TASK DETAILS: The answer must be every entry below, word for word, with the pictures left out.

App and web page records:
· · ·

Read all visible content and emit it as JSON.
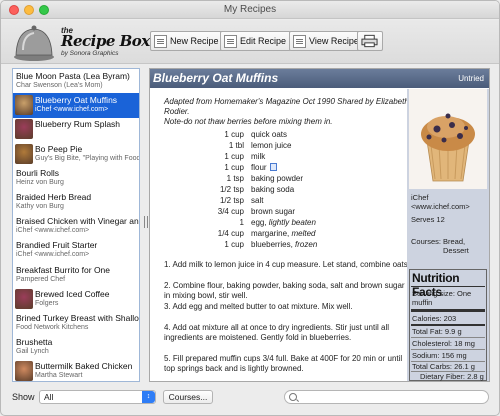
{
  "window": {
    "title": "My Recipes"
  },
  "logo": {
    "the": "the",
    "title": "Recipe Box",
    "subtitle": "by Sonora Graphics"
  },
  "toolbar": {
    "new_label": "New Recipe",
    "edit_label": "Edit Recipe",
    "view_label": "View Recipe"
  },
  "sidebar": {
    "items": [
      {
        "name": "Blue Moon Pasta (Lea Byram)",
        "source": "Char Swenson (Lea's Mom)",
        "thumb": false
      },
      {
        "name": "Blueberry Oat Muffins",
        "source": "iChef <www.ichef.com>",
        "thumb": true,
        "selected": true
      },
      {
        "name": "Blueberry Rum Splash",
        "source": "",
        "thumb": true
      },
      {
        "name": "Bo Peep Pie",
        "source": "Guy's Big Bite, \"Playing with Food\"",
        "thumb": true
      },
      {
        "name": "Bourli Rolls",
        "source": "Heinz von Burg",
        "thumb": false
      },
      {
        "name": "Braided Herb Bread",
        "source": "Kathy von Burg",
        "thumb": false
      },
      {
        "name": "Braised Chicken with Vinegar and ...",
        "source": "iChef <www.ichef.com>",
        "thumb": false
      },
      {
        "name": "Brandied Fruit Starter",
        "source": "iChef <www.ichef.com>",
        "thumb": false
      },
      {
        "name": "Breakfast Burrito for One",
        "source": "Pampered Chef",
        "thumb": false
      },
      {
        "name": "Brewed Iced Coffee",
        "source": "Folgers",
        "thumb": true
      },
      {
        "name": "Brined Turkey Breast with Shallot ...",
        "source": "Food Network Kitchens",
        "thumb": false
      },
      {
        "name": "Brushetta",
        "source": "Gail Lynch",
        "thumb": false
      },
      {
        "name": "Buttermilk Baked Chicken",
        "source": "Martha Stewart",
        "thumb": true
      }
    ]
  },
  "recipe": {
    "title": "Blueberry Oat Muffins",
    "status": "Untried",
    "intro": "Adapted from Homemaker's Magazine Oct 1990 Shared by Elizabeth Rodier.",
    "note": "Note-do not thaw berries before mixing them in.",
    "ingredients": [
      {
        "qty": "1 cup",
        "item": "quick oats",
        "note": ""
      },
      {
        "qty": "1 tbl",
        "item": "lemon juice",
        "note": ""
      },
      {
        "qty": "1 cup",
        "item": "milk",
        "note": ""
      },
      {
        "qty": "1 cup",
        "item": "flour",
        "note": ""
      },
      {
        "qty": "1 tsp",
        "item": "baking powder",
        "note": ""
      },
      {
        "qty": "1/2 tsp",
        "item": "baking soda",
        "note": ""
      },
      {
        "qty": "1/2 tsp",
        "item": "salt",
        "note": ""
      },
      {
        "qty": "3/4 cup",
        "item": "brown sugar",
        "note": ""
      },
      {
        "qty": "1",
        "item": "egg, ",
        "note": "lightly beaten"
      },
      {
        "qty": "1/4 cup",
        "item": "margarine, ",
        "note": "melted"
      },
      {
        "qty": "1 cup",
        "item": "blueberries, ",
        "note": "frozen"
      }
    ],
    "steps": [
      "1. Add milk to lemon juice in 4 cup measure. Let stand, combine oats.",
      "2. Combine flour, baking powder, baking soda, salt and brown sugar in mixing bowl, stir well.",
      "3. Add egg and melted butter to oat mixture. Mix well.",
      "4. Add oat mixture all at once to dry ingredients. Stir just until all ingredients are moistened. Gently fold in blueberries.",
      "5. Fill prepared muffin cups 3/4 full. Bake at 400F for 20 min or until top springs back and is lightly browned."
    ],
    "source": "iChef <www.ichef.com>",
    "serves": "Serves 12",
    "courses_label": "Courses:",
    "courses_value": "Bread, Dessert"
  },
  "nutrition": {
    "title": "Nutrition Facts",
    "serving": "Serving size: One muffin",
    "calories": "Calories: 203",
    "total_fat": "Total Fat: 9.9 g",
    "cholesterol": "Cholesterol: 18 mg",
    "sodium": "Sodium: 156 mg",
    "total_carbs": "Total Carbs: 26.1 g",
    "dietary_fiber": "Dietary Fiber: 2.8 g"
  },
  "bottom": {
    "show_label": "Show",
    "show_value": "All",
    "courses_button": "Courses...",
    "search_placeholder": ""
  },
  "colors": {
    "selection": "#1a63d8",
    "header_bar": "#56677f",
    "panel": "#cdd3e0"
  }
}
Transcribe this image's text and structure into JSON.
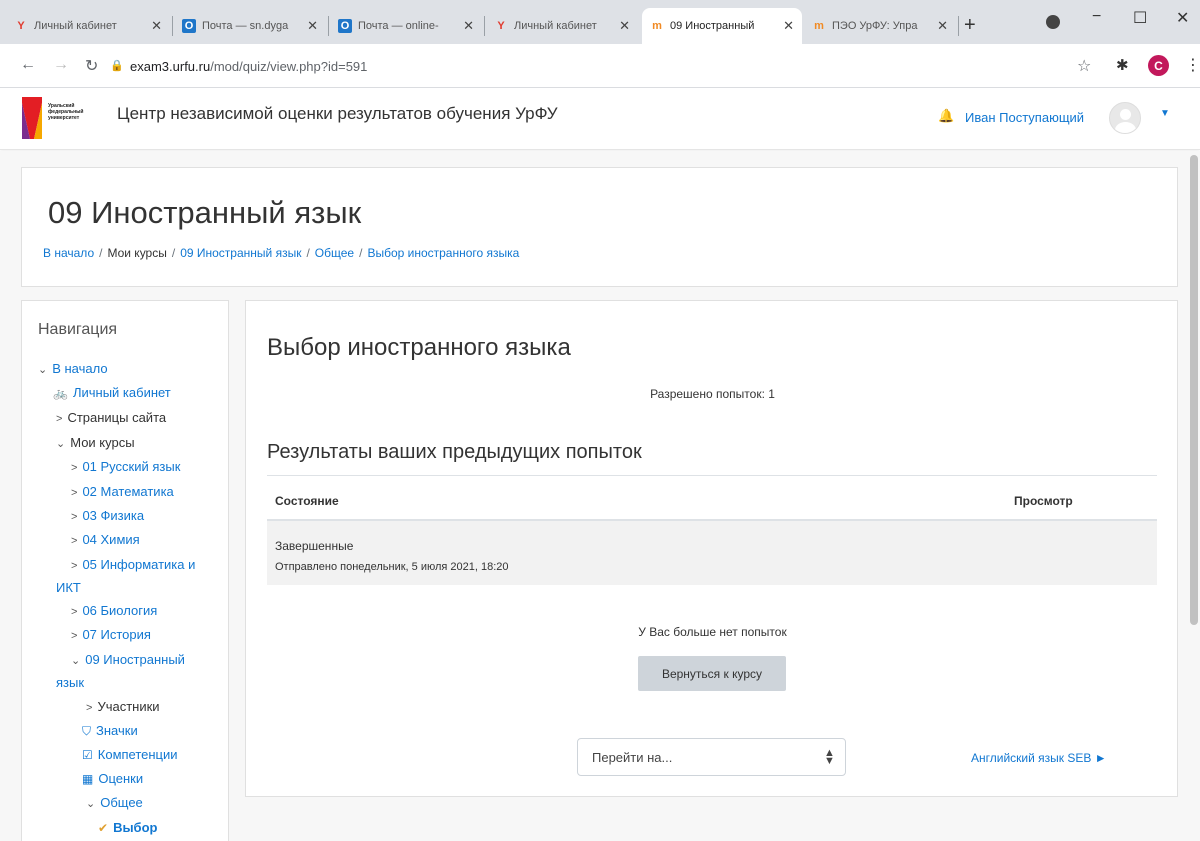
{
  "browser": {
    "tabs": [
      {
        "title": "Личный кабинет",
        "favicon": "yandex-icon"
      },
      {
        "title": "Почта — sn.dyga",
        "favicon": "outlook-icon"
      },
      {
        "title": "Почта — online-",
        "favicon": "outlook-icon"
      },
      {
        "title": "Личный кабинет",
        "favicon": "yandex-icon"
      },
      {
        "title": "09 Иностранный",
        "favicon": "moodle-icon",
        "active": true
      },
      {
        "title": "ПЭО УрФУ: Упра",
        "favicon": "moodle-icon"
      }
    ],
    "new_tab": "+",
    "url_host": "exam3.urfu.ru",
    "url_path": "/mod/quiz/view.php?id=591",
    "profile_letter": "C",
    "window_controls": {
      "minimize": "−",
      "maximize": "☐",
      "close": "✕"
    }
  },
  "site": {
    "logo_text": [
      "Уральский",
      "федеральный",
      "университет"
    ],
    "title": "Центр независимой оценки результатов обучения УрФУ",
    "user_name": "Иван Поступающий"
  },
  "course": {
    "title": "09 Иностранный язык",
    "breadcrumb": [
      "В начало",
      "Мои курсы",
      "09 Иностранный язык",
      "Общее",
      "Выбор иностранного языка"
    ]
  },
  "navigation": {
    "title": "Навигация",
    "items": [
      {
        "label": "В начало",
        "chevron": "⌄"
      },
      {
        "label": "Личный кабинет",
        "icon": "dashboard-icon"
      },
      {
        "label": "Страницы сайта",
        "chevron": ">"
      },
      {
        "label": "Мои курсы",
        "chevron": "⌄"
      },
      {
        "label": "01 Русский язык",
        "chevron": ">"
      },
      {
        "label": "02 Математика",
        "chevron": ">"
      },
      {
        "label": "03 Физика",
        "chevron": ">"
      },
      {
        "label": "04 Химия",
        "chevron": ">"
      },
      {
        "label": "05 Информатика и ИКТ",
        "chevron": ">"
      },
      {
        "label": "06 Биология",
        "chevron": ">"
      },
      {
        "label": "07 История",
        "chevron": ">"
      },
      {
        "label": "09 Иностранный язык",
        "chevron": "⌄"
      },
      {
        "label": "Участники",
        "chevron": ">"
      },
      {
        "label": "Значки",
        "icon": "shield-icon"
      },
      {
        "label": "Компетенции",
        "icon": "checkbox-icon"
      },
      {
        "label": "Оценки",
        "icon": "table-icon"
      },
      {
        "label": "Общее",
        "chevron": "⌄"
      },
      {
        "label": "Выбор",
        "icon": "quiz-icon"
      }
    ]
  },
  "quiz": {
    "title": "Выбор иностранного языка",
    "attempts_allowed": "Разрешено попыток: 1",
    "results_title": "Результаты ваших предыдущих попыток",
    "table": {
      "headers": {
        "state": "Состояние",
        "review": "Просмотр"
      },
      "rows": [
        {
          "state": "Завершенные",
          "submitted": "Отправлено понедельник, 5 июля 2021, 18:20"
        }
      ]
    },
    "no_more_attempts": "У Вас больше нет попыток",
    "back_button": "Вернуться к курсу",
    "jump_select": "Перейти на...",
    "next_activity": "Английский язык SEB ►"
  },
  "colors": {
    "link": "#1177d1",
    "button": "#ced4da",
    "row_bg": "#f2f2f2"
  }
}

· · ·

REPLY:
Read all visible content and emit it as JSON.
{
  "window": {
    "title": "My Recipes"
  },
  "logo": {
    "the": "the",
    "title": "Recipe Box",
    "subtitle": "by Sonora Graphics"
  },
  "toolbar": {
    "new_label": "New Recipe",
    "edit_label": "Edit Recipe",
    "view_label": "View Recipe"
  },
  "sidebar": {
    "items": [
      {
        "name": "Blue Moon Pasta (Lea Byram)",
        "source": "Char Swenson (Lea's Mom)",
        "thumb": false
      },
      {
        "name": "Blueberry Oat Muffins",
        "source": "iChef <www.ichef.com>",
        "thumb": true,
        "selected": true
      },
      {
        "name": "Blueberry Rum Splash",
        "source": "",
        "thumb": true
      },
      {
        "name": "Bo Peep Pie",
        "source": "Guy's Big Bite, \"Playing with Food\"",
        "thumb": true
      },
      {
        "name": "Bourli Rolls",
        "source": "Heinz von Burg",
        "thumb": false
      },
      {
        "name": "Braided Herb Bread",
        "source": "Kathy von Burg",
        "thumb": false
      },
      {
        "name": "Braised Chicken with Vinegar and ...",
        "source": "iChef <www.ichef.com>",
        "thumb": false
      },
      {
        "name": "Brandied Fruit Starter",
        "source": "iChef <www.ichef.com>",
        "thumb": false
      },
      {
        "name": "Breakfast Burrito for One",
        "source": "Pampered Chef",
        "thumb": false
      },
      {
        "name": "Brewed Iced Coffee",
        "source": "Folgers",
        "thumb": true
      },
      {
        "name": "Brined Turkey Breast with Shallot ...",
        "source": "Food Network Kitchens",
        "thumb": false
      },
      {
        "name": "Brushetta",
        "source": "Gail Lynch",
        "thumb": false
      },
      {
        "name": "Buttermilk Baked Chicken",
        "source": "Martha Stewart",
        "thumb": true
      }
    ]
  },
  "recipe": {
    "title": "Blueberry Oat Muffins",
    "status": "Untried",
    "intro": "Adapted from Homemaker's Magazine Oct 1990 Shared by Elizabeth Rodier.",
    "note": "Note-do not thaw berries before mixing them in.",
    "ingredients": [
      {
        "qty": "1 cup",
        "item": "quick oats",
        "note": ""
      },
      {
        "qty": "1 tbl",
        "item": "lemon juice",
        "note": ""
      },
      {
        "qty": "1 cup",
        "item": "milk",
        "note": ""
      },
      {
        "qty": "1 cup",
        "item": "flour",
        "note": ""
      },
      {
        "qty": "1 tsp",
        "item": "baking powder",
        "note": ""
      },
      {
        "qty": "1/2 tsp",
        "item": "baking soda",
        "note": ""
      },
      {
        "qty": "1/2 tsp",
        "item": "salt",
        "note": ""
      },
      {
        "qty": "3/4 cup",
        "item": "brown sugar",
        "note": ""
      },
      {
        "qty": "1",
        "item": "egg, ",
        "note": "lightly beaten"
      },
      {
        "qty": "1/4 cup",
        "item": "margarine, ",
        "note": "melted"
      },
      {
        "qty": "1 cup",
        "item": "blueberries, ",
        "note": "frozen"
      }
    ],
    "steps": [
      "1. Add milk to lemon juice in 4 cup measure. Let stand, combine oats.",
      "2. Combine flour, baking powder, baking soda, salt and brown sugar in mixing bowl, stir well.",
      "3. Add egg and melted butter to oat mixture. Mix well.",
      "4. Add oat mixture all at once to dry ingredients. Stir just until all ingredients are moistened. Gently fold in blueberries.",
      "5. Fill prepared muffin cups 3/4 full. Bake at 400F for 20 min or until top springs back and is lightly browned."
    ],
    "source": "iChef <www.ichef.com>",
    "serves": "Serves 12",
    "courses_label": "Courses:",
    "courses_value": "Bread, Dessert"
  },
  "nutrition": {
    "title": "Nutrition Facts",
    "serving": "Serving size: One muffin",
    "calories": "Calories: 203",
    "total_fat": "Total Fat: 9.9 g",
    "cholesterol": "Cholesterol: 18 mg",
    "sodium": "Sodium: 156 mg",
    "total_carbs": "Total Carbs: 26.1 g",
    "dietary_fiber": "Dietary Fiber: 2.8 g"
  },
  "bottom": {
    "show_label": "Show",
    "show_value": "All",
    "courses_button": "Courses...",
    "search_placeholder": ""
  },
  "colors": {
    "selection": "#1a63d8",
    "header_bar": "#56677f",
    "panel": "#cdd3e0"
  }
}
Transcribe this image's text and structure into JSON.
{
  "browser": {
    "tabs": [
      {
        "title": "Личный кабинет",
        "favicon": "yandex-icon"
      },
      {
        "title": "Почта — sn.dyga",
        "favicon": "outlook-icon"
      },
      {
        "title": "Почта — online-",
        "favicon": "outlook-icon"
      },
      {
        "title": "Личный кабинет",
        "favicon": "yandex-icon"
      },
      {
        "title": "09 Иностранный",
        "favicon": "moodle-icon",
        "active": true
      },
      {
        "title": "ПЭО УрФУ: Упра",
        "favicon": "moodle-icon"
      }
    ],
    "new_tab": "+",
    "url_host": "exam3.urfu.ru",
    "url_path": "/mod/quiz/view.php?id=591",
    "profile_letter": "C",
    "window_controls": {
      "minimize": "−",
      "maximize": "☐",
      "close": "✕"
    }
  },
  "site": {
    "logo_text": [
      "Уральский",
      "федеральный",
      "университет"
    ],
    "title": "Центр независимой оценки результатов обучения УрФУ",
    "user_name": "Иван Поступающий"
  },
  "course": {
    "title": "09 Иностранный язык",
    "breadcrumb": [
      "В начало",
      "Мои курсы",
      "09 Иностранный язык",
      "Общее",
      "Выбор иностранного языка"
    ]
  },
  "navigation": {
    "title": "Навигация",
    "items": [
      {
        "label": "В начало",
        "chevron": "⌄"
      },
      {
        "label": "Личный кабинет",
        "icon": "dashboard-icon"
      },
      {
        "label": "Страницы сайта",
        "chevron": ">"
      },
      {
        "label": "Мои курсы",
        "chevron": "⌄"
      },
      {
        "label": "01 Русский язык",
        "chevron": ">"
      },
      {
        "label": "02 Математика",
        "chevron": ">"
      },
      {
        "label": "03 Физика",
        "chevron": ">"
      },
      {
        "label": "04 Химия",
        "chevron": ">"
      },
      {
        "label": "05 Информатика и ИКТ",
        "chevron": ">"
      },
      {
        "label": "06 Биология",
        "chevron": ">"
      },
      {
        "label": "07 История",
        "chevron": ">"
      },
      {
        "label": "09 Иностранный язык",
        "chevron": "⌄"
      },
      {
        "label": "Участники",
        "chevron": ">"
      },
      {
        "label": "Значки",
        "icon": "shield-icon"
      },
      {
        "label": "Компетенции",
        "icon": "checkbox-icon"
      },
      {
        "label": "Оценки",
        "icon": "table-icon"
      },
      {
        "label": "Общее",
        "chevron": "⌄"
      },
      {
        "label": "Выбор",
        "icon": "quiz-icon"
      }
    ]
  },
  "quiz": {
    "title": "Выбор иностранного языка",
    "attempts_allowed": "Разрешено попыток: 1",
    "results_title": "Результаты ваших предыдущих попыток",
    "table": {
      "headers": {
        "state": "Состояние",
        "review": "Просмотр"
      },
      "rows": [
        {
          "state": "Завершенные",
          "submitted": "Отправлено понедельник, 5 июля 2021, 18:20"
        }
      ]
    },
    "no_more_attempts": "У Вас больше нет попыток",
    "back_button": "Вернуться к курсу",
    "jump_select": "Перейти на...",
    "next_activity": "Английский язык SEB ►"
  },
  "colors": {
    "link": "#1177d1",
    "button": "#ced4da",
    "row_bg": "#f2f2f2"
  }
}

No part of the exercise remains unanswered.